** Input material follows **

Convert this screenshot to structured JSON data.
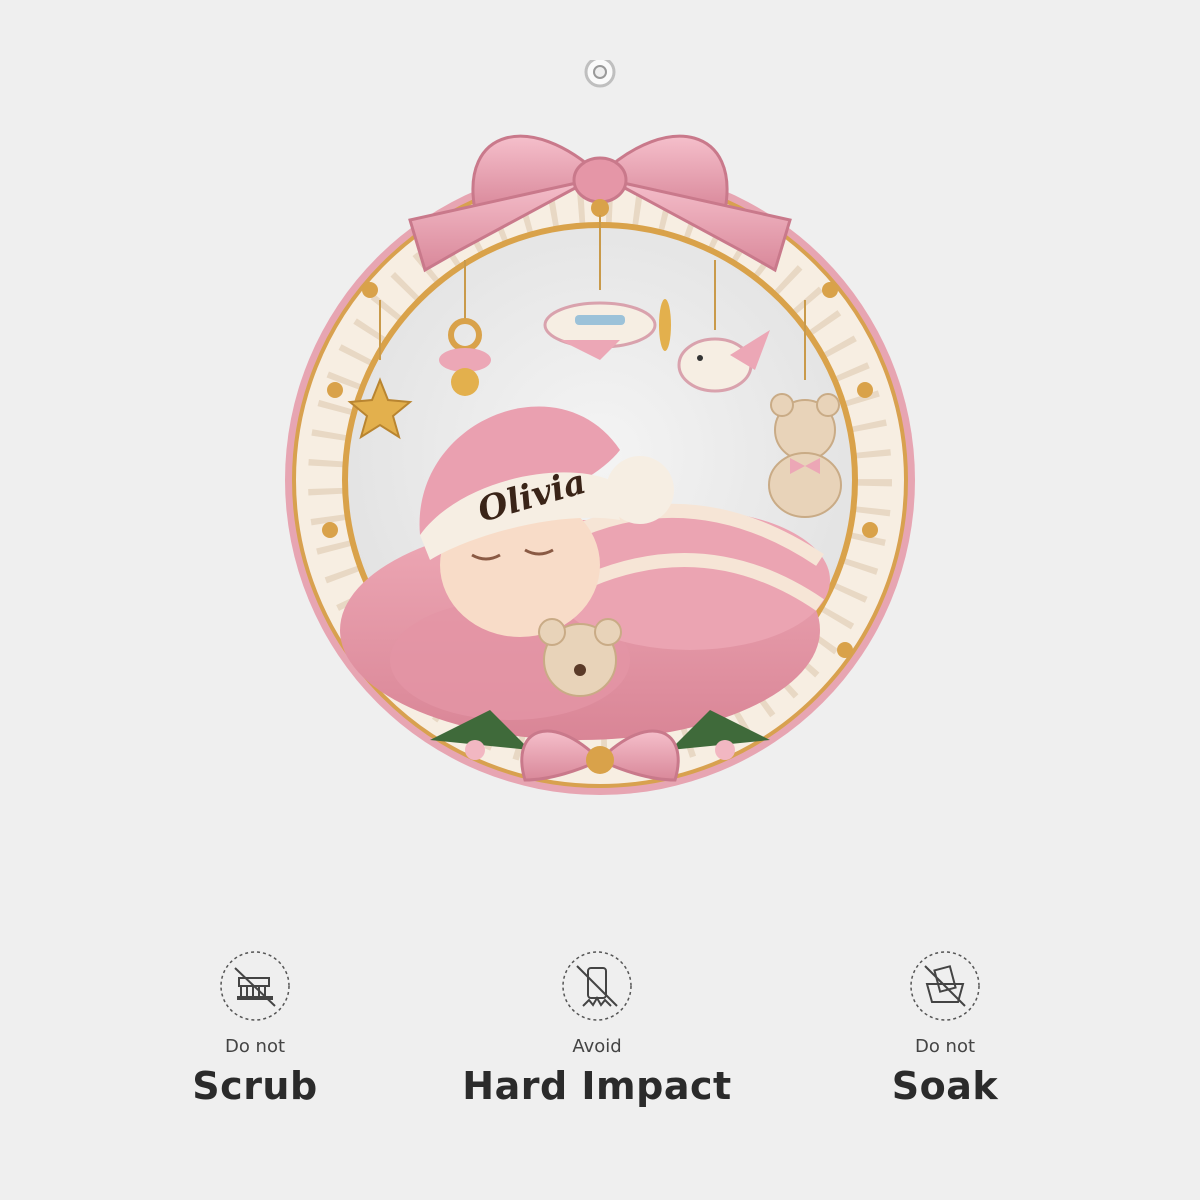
{
  "ornament": {
    "name_text": "Olivia"
  },
  "care": [
    {
      "icon": "no-scrub-icon",
      "sub": "Do not",
      "main": "Scrub"
    },
    {
      "icon": "no-impact-icon",
      "sub": "Avoid",
      "main": "Hard Impact"
    },
    {
      "icon": "no-soak-icon",
      "sub": "Do not",
      "main": "Soak"
    }
  ],
  "colors": {
    "background": "#efefef",
    "ribbon_pink": "#e9a0b0",
    "gold": "#d9a24a",
    "cream": "#f6eee3",
    "text_dark": "#2b2b2b"
  }
}
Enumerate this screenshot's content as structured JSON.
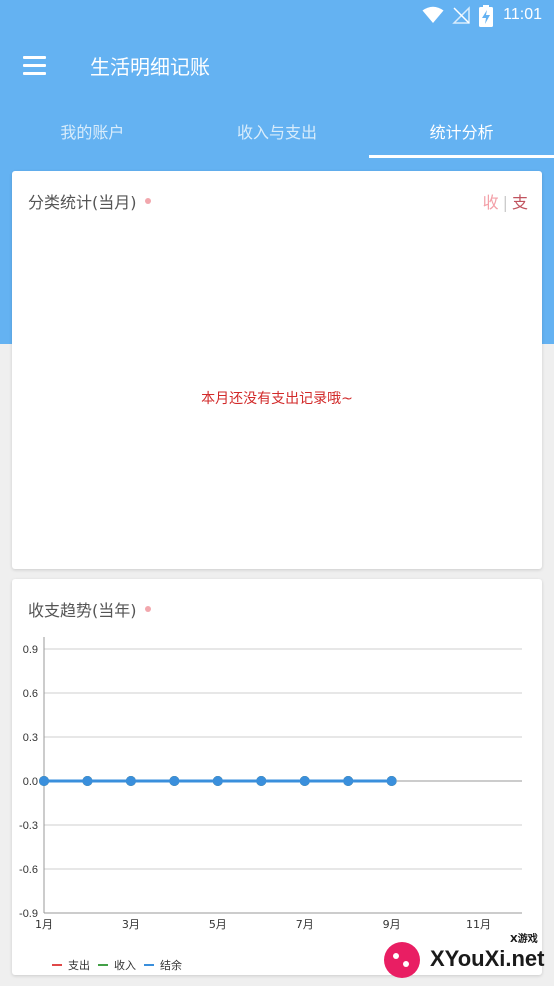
{
  "status_bar": {
    "time": "11:01"
  },
  "app_bar": {
    "title": "生活明细记账",
    "menu_icon": "hamburger-menu-icon"
  },
  "tabs": [
    {
      "label": "我的账户",
      "active": false
    },
    {
      "label": "收入与支出",
      "active": false
    },
    {
      "label": "统计分析",
      "active": true
    }
  ],
  "category_card": {
    "title": "分类统计(当月)",
    "toggle_income": "收",
    "toggle_separator": "|",
    "toggle_expense": "支",
    "empty_message": "本月还没有支出记录哦~"
  },
  "trend_card": {
    "title": "收支趋势(当年)"
  },
  "colors": {
    "primary": "#64b2f2",
    "expense": "#e04848",
    "income": "#43a047",
    "balance": "#3a8fdc"
  },
  "chart_data": {
    "type": "line",
    "x": [
      1,
      2,
      3,
      4,
      5,
      6,
      7,
      8,
      9
    ],
    "x_tick_labels": [
      "1月",
      "3月",
      "5月",
      "7月",
      "9月",
      "11月"
    ],
    "y_tick_labels": [
      "0.9",
      "0.6",
      "0.3",
      "0.0",
      "-0.3",
      "-0.6",
      "-0.9"
    ],
    "ylim": [
      -0.9,
      0.9
    ],
    "xlim": [
      1,
      12
    ],
    "series": [
      {
        "name": "支出",
        "color": "#e04848",
        "values": [
          0,
          0,
          0,
          0,
          0,
          0,
          0,
          0,
          0
        ]
      },
      {
        "name": "收入",
        "color": "#43a047",
        "values": [
          0,
          0,
          0,
          0,
          0,
          0,
          0,
          0,
          0
        ]
      },
      {
        "name": "结余",
        "color": "#3a8fdc",
        "values": [
          0,
          0,
          0,
          0,
          0,
          0,
          0,
          0,
          0
        ]
      }
    ],
    "grid": true,
    "legend": "bottom-left"
  },
  "watermark": {
    "text": "XYouXi.net",
    "small_text": "X游戏"
  }
}
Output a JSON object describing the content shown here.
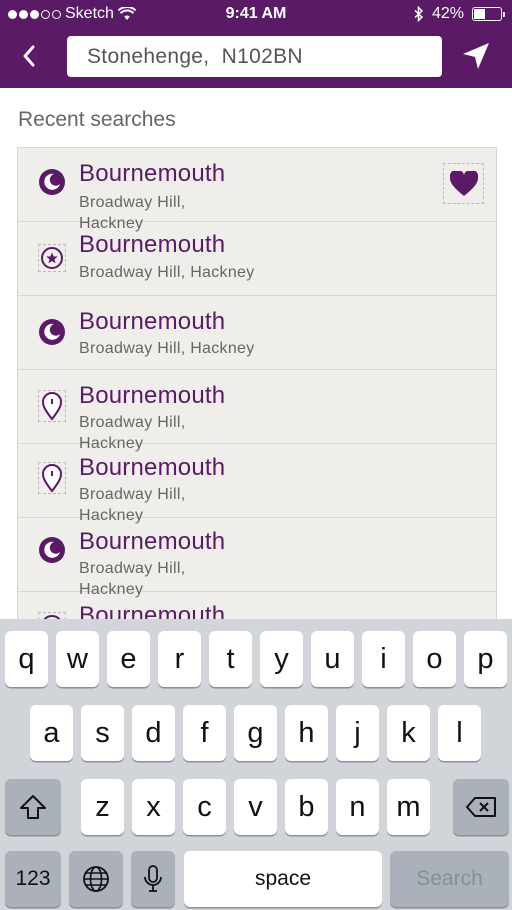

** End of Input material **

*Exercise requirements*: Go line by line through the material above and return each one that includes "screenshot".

*Response to the exercise*:
Convert this screenshot to structured JSON data.
Enumerate this screenshot's content as structured JSON.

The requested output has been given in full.